Dataset excerpts:

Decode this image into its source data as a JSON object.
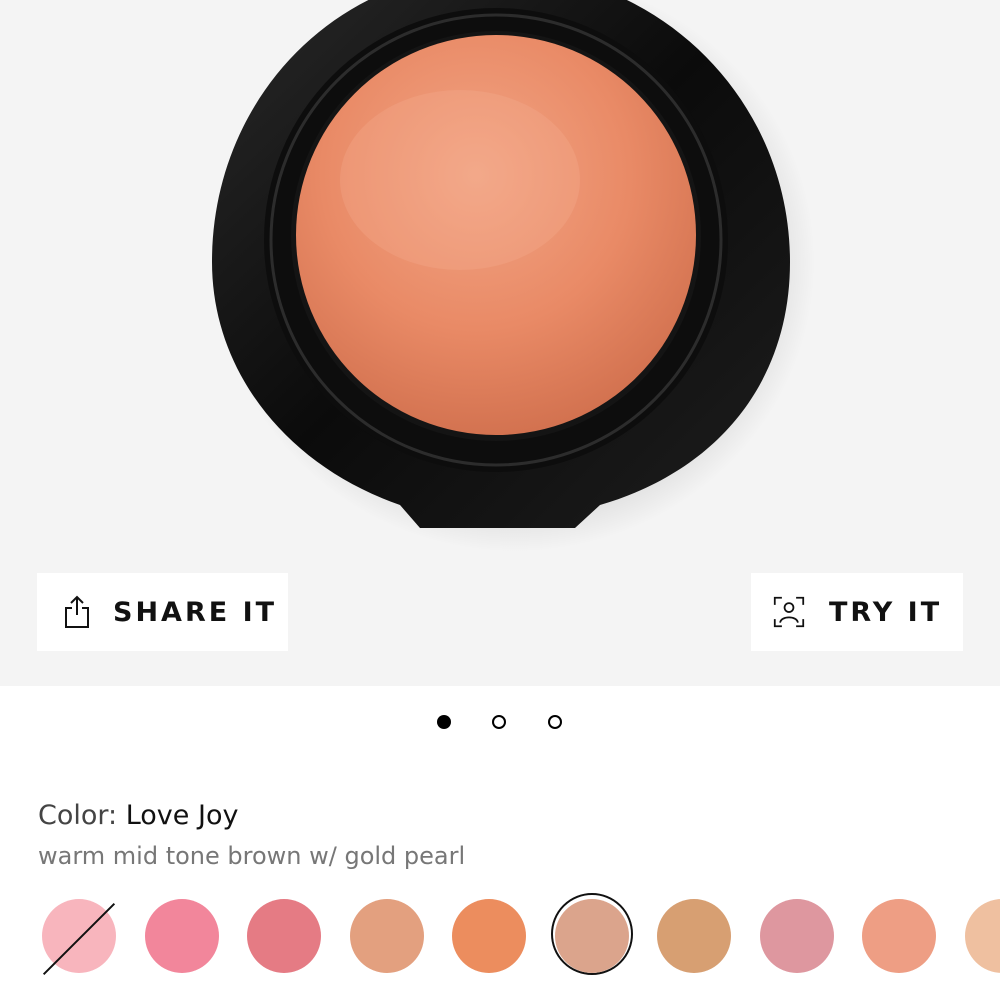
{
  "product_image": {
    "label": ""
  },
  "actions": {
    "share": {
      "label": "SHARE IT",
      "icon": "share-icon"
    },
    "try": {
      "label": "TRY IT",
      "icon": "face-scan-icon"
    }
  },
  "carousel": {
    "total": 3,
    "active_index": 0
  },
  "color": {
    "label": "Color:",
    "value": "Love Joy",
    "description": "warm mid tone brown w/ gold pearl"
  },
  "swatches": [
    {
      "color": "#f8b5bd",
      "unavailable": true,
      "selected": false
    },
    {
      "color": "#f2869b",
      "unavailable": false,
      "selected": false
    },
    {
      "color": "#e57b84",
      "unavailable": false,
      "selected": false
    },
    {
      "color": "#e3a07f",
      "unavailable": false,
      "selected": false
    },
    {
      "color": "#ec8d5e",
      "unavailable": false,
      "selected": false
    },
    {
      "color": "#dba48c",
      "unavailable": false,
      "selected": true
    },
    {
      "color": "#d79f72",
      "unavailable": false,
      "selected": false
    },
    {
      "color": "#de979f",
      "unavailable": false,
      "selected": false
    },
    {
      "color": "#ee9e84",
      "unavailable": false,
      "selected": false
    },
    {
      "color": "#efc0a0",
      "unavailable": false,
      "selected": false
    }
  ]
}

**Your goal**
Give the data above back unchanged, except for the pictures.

**Answer to this task**
Decode this image into its source data as a JSON object.
{
  "product_image": {
    "label": ""
  },
  "actions": {
    "share": {
      "label": "SHARE IT",
      "icon": "share-icon"
    },
    "try": {
      "label": "TRY IT",
      "icon": "face-scan-icon"
    }
  },
  "carousel": {
    "total": 3,
    "active_index": 0
  },
  "color": {
    "label": "Color:",
    "value": "Love Joy",
    "description": "warm mid tone brown w/ gold pearl"
  },
  "swatches": [
    {
      "color": "#f8b5bd",
      "unavailable": true,
      "selected": false
    },
    {
      "color": "#f2869b",
      "unavailable": false,
      "selected": false
    },
    {
      "color": "#e57b84",
      "unavailable": false,
      "selected": false
    },
    {
      "color": "#e3a07f",
      "unavailable": false,
      "selected": false
    },
    {
      "color": "#ec8d5e",
      "unavailable": false,
      "selected": false
    },
    {
      "color": "#dba48c",
      "unavailable": false,
      "selected": true
    },
    {
      "color": "#d79f72",
      "unavailable": false,
      "selected": false
    },
    {
      "color": "#de979f",
      "unavailable": false,
      "selected": false
    },
    {
      "color": "#ee9e84",
      "unavailable": false,
      "selected": false
    },
    {
      "color": "#efc0a0",
      "unavailable": false,
      "selected": false
    }
  ]
}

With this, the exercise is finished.